What you should do — Give back the records in their entirety, exactly.

Given data —
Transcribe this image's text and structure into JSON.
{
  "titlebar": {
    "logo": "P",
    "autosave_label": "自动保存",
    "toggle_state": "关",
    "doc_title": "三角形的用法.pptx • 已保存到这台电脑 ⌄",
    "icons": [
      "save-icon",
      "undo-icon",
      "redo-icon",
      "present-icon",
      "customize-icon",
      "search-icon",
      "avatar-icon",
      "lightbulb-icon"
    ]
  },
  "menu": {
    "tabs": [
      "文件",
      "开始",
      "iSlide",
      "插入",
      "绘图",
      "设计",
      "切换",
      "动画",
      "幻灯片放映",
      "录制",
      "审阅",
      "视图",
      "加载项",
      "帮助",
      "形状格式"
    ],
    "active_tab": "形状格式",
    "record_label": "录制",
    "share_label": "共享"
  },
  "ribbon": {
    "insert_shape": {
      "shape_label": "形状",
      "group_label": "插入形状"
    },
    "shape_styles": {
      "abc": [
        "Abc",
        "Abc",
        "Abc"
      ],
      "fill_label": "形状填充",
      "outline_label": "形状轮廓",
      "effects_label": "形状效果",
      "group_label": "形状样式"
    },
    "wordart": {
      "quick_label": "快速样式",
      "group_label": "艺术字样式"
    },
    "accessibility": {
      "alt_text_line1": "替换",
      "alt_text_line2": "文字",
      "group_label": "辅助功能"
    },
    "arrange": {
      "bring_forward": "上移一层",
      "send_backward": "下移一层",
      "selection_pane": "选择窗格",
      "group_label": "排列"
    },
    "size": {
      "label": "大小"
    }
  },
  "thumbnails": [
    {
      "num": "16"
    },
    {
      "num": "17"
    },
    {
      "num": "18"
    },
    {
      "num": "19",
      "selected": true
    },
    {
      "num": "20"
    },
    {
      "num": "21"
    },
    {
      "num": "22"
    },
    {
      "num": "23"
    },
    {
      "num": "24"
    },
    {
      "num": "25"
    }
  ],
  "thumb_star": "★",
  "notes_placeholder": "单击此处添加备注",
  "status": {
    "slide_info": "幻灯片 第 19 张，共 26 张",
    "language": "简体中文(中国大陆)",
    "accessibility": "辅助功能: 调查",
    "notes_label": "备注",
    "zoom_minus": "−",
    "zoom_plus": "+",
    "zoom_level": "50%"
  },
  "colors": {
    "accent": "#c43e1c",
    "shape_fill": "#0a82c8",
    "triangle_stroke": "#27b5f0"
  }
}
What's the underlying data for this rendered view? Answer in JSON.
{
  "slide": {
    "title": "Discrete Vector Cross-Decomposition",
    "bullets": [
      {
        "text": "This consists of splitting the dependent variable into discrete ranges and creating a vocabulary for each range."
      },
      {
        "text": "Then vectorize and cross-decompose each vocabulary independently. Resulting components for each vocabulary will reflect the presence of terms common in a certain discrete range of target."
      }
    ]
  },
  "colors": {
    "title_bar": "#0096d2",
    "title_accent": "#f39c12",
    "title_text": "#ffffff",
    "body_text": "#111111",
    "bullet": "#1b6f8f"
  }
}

Result —
Transcribe this image's text and structure into JSON.
{
  "titlebar": {
    "logo": "P",
    "autosave_label": "自动保存",
    "toggle_state": "关",
    "doc_title": "三角形的用法.pptx • 已保存到这台电脑 ⌄",
    "icons": [
      "save-icon",
      "undo-icon",
      "redo-icon",
      "present-icon",
      "customize-icon",
      "search-icon",
      "avatar-icon",
      "lightbulb-icon"
    ]
  },
  "menu": {
    "tabs": [
      "文件",
      "开始",
      "iSlide",
      "插入",
      "绘图",
      "设计",
      "切换",
      "动画",
      "幻灯片放映",
      "录制",
      "审阅",
      "视图",
      "加载项",
      "帮助",
      "形状格式"
    ],
    "active_tab": "形状格式",
    "record_label": "录制",
    "share_label": "共享"
  },
  "ribbon": {
    "insert_shape": {
      "shape_label": "形状",
      "group_label": "插入形状"
    },
    "shape_styles": {
      "abc": [
        "Abc",
        "Abc",
        "Abc"
      ],
      "fill_label": "形状填充",
      "outline_label": "形状轮廓",
      "effects_label": "形状效果",
      "group_label": "形状样式"
    },
    "wordart": {
      "quick_label": "快速样式",
      "group_label": "艺术字样式"
    },
    "accessibility": {
      "alt_text_line1": "替换",
      "alt_text_line2": "文字",
      "group_label": "辅助功能"
    },
    "arrange": {
      "bring_forward": "上移一层",
      "send_backward": "下移一层",
      "selection_pane": "选择窗格",
      "group_label": "排列"
    },
    "size": {
      "label": "大小"
    }
  },
  "thumbnails": [
    {
      "num": "16"
    },
    {
      "num": "17"
    },
    {
      "num": "18"
    },
    {
      "num": "19",
      "selected": true
    },
    {
      "num": "20"
    },
    {
      "num": "21"
    },
    {
      "num": "22"
    },
    {
      "num": "23"
    },
    {
      "num": "24"
    },
    {
      "num": "25"
    }
  ],
  "thumb_star": "★",
  "notes_placeholder": "单击此处添加备注",
  "status": {
    "slide_info": "幻灯片 第 19 张，共 26 张",
    "language": "简体中文(中国大陆)",
    "accessibility": "辅助功能: 调查",
    "notes_label": "备注",
    "zoom_minus": "−",
    "zoom_plus": "+",
    "zoom_level": "50%"
  },
  "colors": {
    "accent": "#c43e1c",
    "shape_fill": "#0a82c8",
    "triangle_stroke": "#27b5f0"
  }
}
What's the underlying data for this rendered view? Answer in JSON.
{
  "slide": {
    "title": "Discrete Vector Cross-Decomposition",
    "bullets": [
      {
        "text": "This consists of splitting the dependent variable into discrete ranges and creating a vocabulary for each range."
      },
      {
        "text": "Then vectorize and cross-decompose each vocabulary independently. Resulting components for each vocabulary will reflect the presence of terms common in a certain discrete range of target."
      }
    ]
  },
  "colors": {
    "title_bar": "#0096d2",
    "title_accent": "#f39c12",
    "title_text": "#ffffff",
    "body_text": "#111111",
    "bullet": "#1b6f8f"
  }
}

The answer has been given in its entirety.